Scammers might call, email, text, write, or message you on social media claiming to be from the Social Security Administration or the Office of the Inspector General. They might use the name of a person who works there and might send a picture or attachment as “proof.”

National Slam the Scam Day is an initiative created in 2020 to raise public awareness to combat Social Security-related scams. Tips for spotting scams are a critical component because it’s important to keep consumers aware of current trends and past behavior patterns of scammers. SSA Office of the Inspector General provides resources on its website and posts tips and warnings on its social media platforms.

Four basic signs of a scammer:
  • They PRETEND to be from an agency or organization you know.
  • They say there’s a PROBLEM or promise a prize.
  • They PRESSURE you to act immediately.
  • They tell you to PAY in a specific way.

Do not give scammers money or personal information – Ignore them!

Scammers frequently change their approach with new tactics and messages to trick people. We encourage you to stay up to date on the latest news and advisories by following SSA OIG on LinkedIn, Twitter, and Facebook or subscribing to receive email alerts.

Be skeptical and look for red flags. If you receive a suspicious call, text message, email, letter, or message on social media, the caller or sender may not be who they say they are.

To avoid a scam follow these steps:
  • Remain calm. Talk to someone you trust.
  • Hang up or ignore the message. DO NOT click on links or attachments.
  • Protect your money. Criminals will insist that you pay in a hard-to-trace manner, such as with a gift card, prepaid debit card, cryptocurrency, wire transfer, money transfer, or by mailing cash.
  • Protect your personal information. Be skeptical of a contact you didn’t initiate.
  • Spread the word. Share your knowledge of Social Security-related scams. Post on social media using the hashtag #SlamtheScam to share your experience and warn others. Visit for more information.
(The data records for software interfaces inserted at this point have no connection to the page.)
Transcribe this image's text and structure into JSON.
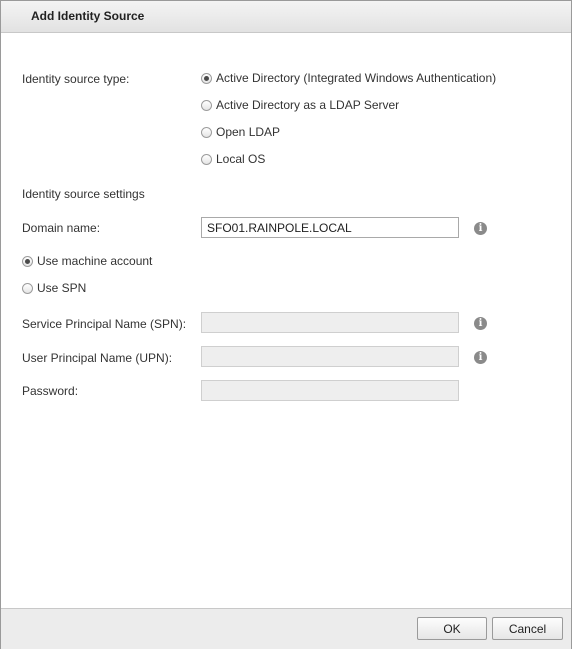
{
  "dialog": {
    "title": "Add Identity Source"
  },
  "source_type": {
    "label": "Identity source type:",
    "options": [
      {
        "label": "Active Directory (Integrated Windows Authentication)",
        "selected": true
      },
      {
        "label": "Active Directory as a LDAP Server",
        "selected": false
      },
      {
        "label": "Open LDAP",
        "selected": false
      },
      {
        "label": "Local OS",
        "selected": false
      }
    ]
  },
  "settings": {
    "heading": "Identity source settings",
    "domain_label": "Domain name:",
    "domain_value": "SFO01.RAINPOLE.LOCAL",
    "account_options": [
      {
        "label": "Use machine account",
        "selected": true
      },
      {
        "label": "Use SPN",
        "selected": false
      }
    ],
    "spn_label": "Service Principal Name (SPN):",
    "spn_value": "",
    "upn_label": "User Principal Name (UPN):",
    "upn_value": "",
    "password_label": "Password:",
    "password_value": ""
  },
  "icons": {
    "info": "info-icon",
    "info_glyph": "i"
  },
  "footer": {
    "ok_label": "OK",
    "cancel_label": "Cancel"
  }
}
Please also share with your friends and family.

The public is encouraged to report gift card-related scams and fraud online at Other government imposter scams may be reported to the Office of Inspector General at

Information provided by the Office of Inspector General, Social Security Administration.